• @ljeabmreosn yes if $f : \mathbb{R}^n \to \mathbb{R}$ then $-\nabla f(x) = -(\frac{\partial f}{x_1}(x),\ldots,\frac{\partial f}{x_n}(x))$ is the direction of the steepest descent at the point $x$, this is because $\lim_{h \to 0}\frac{f(x+hv)-f(x)}{h} =\sum_{i=1}^n v_i \frac{\partial f}{x_i}(x)$ and under the constraint $\|v\| = 1$ this is minimized when $v = -\nabla f(x)$ – reuns Jul 2 '17 at 23:42
• Okay, so if I understand correctly, if $\frac{\partial{E}}{\partial{w_i}} > 0$, then we decrease $w_{i+1}$ by some amount and vice versa if $\frac{\partial{E}}{\partial{w_i}} < 0$. So does that mean that what we increase/decrease by doesn't matter as long it is the same sign as $\frac{\partial{E}}{\partial{w_i}}$? – ljeabmreosn Jul 2 '17 at 23:54
• @ljeabmreosn The direction of change will always be 'away' from the error, yes.
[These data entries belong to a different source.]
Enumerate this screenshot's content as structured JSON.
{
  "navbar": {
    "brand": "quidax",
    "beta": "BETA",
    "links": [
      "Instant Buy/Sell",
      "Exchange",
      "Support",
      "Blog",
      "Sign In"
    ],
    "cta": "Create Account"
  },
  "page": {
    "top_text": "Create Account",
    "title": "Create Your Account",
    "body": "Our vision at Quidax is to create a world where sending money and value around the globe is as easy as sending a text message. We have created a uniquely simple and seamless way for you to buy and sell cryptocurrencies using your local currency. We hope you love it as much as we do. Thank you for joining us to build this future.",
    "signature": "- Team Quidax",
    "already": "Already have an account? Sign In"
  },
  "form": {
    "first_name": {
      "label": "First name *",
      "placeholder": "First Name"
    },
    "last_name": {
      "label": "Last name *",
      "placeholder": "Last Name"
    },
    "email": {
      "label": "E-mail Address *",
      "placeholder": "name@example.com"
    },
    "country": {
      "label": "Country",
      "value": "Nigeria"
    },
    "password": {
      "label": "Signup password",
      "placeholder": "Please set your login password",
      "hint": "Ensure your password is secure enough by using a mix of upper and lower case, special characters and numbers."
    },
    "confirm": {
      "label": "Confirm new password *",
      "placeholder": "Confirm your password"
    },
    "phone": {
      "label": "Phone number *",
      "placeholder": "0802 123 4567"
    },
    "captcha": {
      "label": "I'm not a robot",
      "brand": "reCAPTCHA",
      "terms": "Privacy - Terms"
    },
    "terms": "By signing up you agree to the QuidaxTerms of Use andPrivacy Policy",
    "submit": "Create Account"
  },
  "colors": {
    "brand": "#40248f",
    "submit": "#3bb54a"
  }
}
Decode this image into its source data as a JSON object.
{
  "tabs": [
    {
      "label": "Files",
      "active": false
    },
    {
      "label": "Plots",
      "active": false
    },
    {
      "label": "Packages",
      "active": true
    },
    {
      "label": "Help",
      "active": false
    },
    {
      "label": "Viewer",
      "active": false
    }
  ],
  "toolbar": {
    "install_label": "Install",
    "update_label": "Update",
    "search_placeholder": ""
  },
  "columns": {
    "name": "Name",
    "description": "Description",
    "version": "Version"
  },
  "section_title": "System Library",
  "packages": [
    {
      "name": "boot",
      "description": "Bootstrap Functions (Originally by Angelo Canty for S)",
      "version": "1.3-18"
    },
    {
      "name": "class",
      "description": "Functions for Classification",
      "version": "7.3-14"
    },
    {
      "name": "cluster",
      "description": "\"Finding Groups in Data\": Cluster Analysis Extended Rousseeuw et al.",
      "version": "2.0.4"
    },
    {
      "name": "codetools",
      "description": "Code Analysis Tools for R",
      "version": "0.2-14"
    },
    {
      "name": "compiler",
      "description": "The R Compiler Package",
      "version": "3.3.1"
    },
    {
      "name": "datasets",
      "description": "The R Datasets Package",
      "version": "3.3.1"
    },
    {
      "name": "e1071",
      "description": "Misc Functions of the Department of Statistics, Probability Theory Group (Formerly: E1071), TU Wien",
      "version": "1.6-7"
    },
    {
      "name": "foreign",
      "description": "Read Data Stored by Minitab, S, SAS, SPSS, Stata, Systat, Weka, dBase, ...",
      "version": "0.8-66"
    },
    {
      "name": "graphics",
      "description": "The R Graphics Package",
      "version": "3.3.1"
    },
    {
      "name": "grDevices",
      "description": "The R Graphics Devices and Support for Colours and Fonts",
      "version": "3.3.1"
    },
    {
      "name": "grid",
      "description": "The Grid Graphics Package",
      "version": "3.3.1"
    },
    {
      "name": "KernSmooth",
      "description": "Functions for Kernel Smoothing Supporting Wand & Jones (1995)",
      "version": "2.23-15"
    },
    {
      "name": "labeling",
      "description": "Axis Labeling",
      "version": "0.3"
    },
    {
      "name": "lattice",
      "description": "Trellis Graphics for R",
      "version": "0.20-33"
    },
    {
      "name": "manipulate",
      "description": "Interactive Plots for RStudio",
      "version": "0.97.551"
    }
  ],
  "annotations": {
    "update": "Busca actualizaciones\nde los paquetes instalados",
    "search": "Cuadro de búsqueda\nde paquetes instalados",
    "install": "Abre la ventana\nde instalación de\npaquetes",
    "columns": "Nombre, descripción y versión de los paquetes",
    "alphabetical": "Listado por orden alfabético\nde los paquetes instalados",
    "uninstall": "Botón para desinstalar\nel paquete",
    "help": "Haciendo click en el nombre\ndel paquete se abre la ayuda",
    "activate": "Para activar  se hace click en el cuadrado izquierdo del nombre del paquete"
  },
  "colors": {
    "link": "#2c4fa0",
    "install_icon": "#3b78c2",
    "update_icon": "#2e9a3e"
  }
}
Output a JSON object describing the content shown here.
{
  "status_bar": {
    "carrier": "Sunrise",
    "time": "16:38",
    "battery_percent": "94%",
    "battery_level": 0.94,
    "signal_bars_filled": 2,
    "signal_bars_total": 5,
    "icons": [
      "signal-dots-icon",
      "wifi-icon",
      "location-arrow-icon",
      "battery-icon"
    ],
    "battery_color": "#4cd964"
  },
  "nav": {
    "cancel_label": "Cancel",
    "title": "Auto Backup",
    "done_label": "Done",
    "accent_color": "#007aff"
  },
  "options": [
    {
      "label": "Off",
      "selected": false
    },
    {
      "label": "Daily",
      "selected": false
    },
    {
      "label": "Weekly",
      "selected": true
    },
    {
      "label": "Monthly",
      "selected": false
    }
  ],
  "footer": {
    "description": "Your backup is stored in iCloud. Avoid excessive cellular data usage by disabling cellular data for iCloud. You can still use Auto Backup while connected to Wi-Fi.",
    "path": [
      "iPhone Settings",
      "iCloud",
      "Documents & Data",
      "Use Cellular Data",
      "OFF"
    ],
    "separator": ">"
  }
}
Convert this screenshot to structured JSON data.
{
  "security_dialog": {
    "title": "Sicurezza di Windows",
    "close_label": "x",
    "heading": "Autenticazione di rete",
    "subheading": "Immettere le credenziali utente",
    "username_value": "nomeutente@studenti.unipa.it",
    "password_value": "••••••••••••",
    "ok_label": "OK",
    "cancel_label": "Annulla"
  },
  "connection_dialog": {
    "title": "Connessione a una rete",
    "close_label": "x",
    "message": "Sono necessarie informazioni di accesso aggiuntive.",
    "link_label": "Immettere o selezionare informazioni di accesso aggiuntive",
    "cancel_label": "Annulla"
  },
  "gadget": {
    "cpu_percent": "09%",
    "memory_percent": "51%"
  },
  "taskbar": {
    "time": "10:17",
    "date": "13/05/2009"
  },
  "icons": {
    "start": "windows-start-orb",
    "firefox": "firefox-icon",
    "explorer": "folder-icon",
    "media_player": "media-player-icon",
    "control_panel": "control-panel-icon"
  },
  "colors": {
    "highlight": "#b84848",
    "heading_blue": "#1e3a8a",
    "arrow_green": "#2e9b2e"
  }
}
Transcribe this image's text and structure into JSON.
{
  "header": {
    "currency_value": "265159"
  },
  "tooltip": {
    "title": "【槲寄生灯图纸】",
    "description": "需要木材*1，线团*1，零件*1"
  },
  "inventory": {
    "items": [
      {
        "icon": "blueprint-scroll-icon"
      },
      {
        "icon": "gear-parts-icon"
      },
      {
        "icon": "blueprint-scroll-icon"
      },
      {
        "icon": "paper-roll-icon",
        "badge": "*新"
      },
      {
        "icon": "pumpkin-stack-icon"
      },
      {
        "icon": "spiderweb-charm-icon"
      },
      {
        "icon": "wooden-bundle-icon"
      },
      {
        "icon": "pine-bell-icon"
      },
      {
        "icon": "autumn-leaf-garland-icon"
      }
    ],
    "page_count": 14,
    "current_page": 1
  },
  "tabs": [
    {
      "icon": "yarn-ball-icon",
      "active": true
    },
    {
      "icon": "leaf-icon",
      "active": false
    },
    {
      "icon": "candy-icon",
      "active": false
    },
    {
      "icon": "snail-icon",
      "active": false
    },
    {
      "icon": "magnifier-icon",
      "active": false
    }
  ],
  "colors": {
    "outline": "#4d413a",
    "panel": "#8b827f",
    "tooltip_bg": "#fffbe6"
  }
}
The amount with which we change depends on the learning rate. Again, we don't know how much we should change the weight to get to a minimum, so we just play it safe and typically keep the aount fairly small, also because the direction may change after that little step. Imagine a river finding its way down a complicated landscape .. It snakes its way down bit by bit ... We try to do the same with this method. Indeed, by keeping the amount f change small, we are more likely to find the minimum. – Bram28 Jul 3 '17 at 1:09
• @ljeabmreosn You're welcome! :) – Bram28 Jul 3 '17 at 1:48